**Work item**.
Those lines of the data that hold the word "title" are to be copied out.

**Records**.

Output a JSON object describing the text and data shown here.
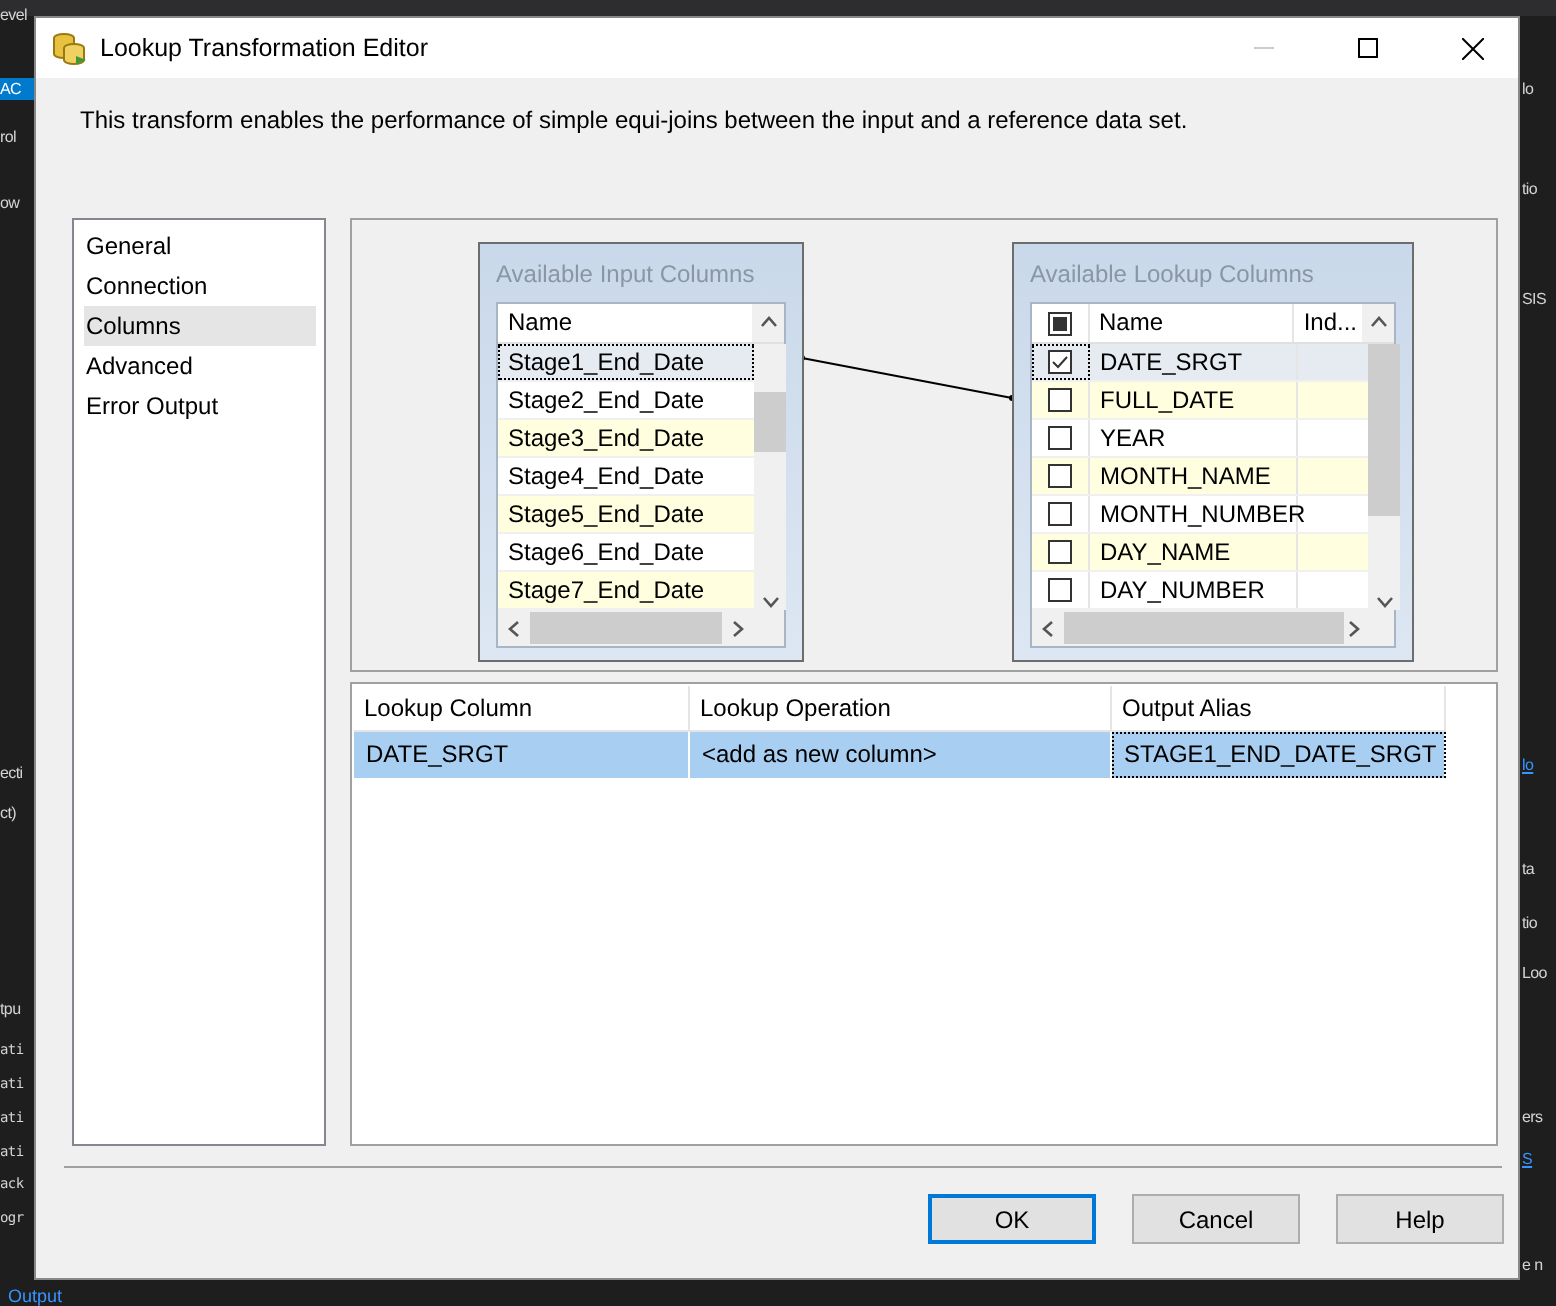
{
  "background": {
    "left_texts": [
      {
        "text": "evel",
        "kind": "text"
      },
      {
        "text": "AC",
        "kind": "highlight"
      },
      {
        "text": "rol",
        "kind": "text"
      },
      {
        "text": "ow",
        "kind": "text"
      },
      {
        "text": "ecti",
        "kind": "text"
      },
      {
        "text": "ct)",
        "kind": "text"
      },
      {
        "text": "tpu",
        "kind": "text"
      },
      {
        "text": "ati",
        "kind": "code"
      },
      {
        "text": "ati",
        "kind": "code"
      },
      {
        "text": "ati",
        "kind": "code"
      },
      {
        "text": "ati",
        "kind": "code"
      },
      {
        "text": "ack",
        "kind": "code"
      },
      {
        "text": "ogr",
        "kind": "code"
      }
    ],
    "right_texts": [
      {
        "text": "lo",
        "kind": "text"
      },
      {
        "text": "tio",
        "kind": "text"
      },
      {
        "text": "SIS",
        "kind": "text"
      },
      {
        "text": "lo",
        "kind": "link"
      },
      {
        "text": "ta",
        "kind": "text"
      },
      {
        "text": "tio",
        "kind": "text"
      },
      {
        "text": "Loo",
        "kind": "text"
      },
      {
        "text": "ers",
        "kind": "text"
      },
      {
        "text": "S",
        "kind": "link"
      },
      {
        "text": "e n",
        "kind": "text"
      }
    ],
    "bottom_tab": "Output"
  },
  "window": {
    "title": "Lookup Transformation Editor"
  },
  "description": "This transform enables the performance of simple equi-joins between the input and a reference data set.",
  "nav": [
    {
      "label": "General",
      "selected": false
    },
    {
      "label": "Connection",
      "selected": false
    },
    {
      "label": "Columns",
      "selected": true
    },
    {
      "label": "Advanced",
      "selected": false
    },
    {
      "label": "Error Output",
      "selected": false
    }
  ],
  "input_columns": {
    "title": "Available Input Columns",
    "header": "Name",
    "rows": [
      {
        "name": "Stage1_End_Date",
        "selected": true,
        "shaded": false
      },
      {
        "name": "Stage2_End_Date",
        "selected": false,
        "shaded": false
      },
      {
        "name": "Stage3_End_Date",
        "selected": false,
        "shaded": true
      },
      {
        "name": "Stage4_End_Date",
        "selected": false,
        "shaded": false
      },
      {
        "name": "Stage5_End_Date",
        "selected": false,
        "shaded": true
      },
      {
        "name": "Stage6_End_Date",
        "selected": false,
        "shaded": false
      },
      {
        "name": "Stage7_End_Date",
        "selected": false,
        "shaded": true
      }
    ]
  },
  "lookup_columns": {
    "title": "Available Lookup Columns",
    "headers": [
      "Name",
      "Ind..."
    ],
    "select_all_mixed": true,
    "rows": [
      {
        "name": "DATE_SRGT",
        "checked": true,
        "selected": true,
        "shaded": false
      },
      {
        "name": "FULL_DATE",
        "checked": false,
        "selected": false,
        "shaded": true
      },
      {
        "name": "YEAR",
        "checked": false,
        "selected": false,
        "shaded": false
      },
      {
        "name": "MONTH_NAME",
        "checked": false,
        "selected": false,
        "shaded": true
      },
      {
        "name": "MONTH_NUMBER",
        "checked": false,
        "selected": false,
        "shaded": false
      },
      {
        "name": "DAY_NAME",
        "checked": false,
        "selected": false,
        "shaded": true
      },
      {
        "name": "DAY_NUMBER",
        "checked": false,
        "selected": false,
        "shaded": false
      }
    ]
  },
  "mappings": {
    "columns": [
      "Lookup Column",
      "Lookup Operation",
      "Output Alias"
    ],
    "rows": [
      {
        "cells": [
          "DATE_SRGT",
          "<add as new column>",
          "STAGE1_END_DATE_SRGT"
        ],
        "selected": true
      }
    ]
  },
  "buttons": [
    {
      "label": "OK",
      "default": true
    },
    {
      "label": "Cancel",
      "default": false
    },
    {
      "label": "Help",
      "default": false
    }
  ]
}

**Answer to the problem**.
    "title": "Lookup Transformation Editor"
    "title": "Available Input Columns",
    "title": "Available Lookup Columns",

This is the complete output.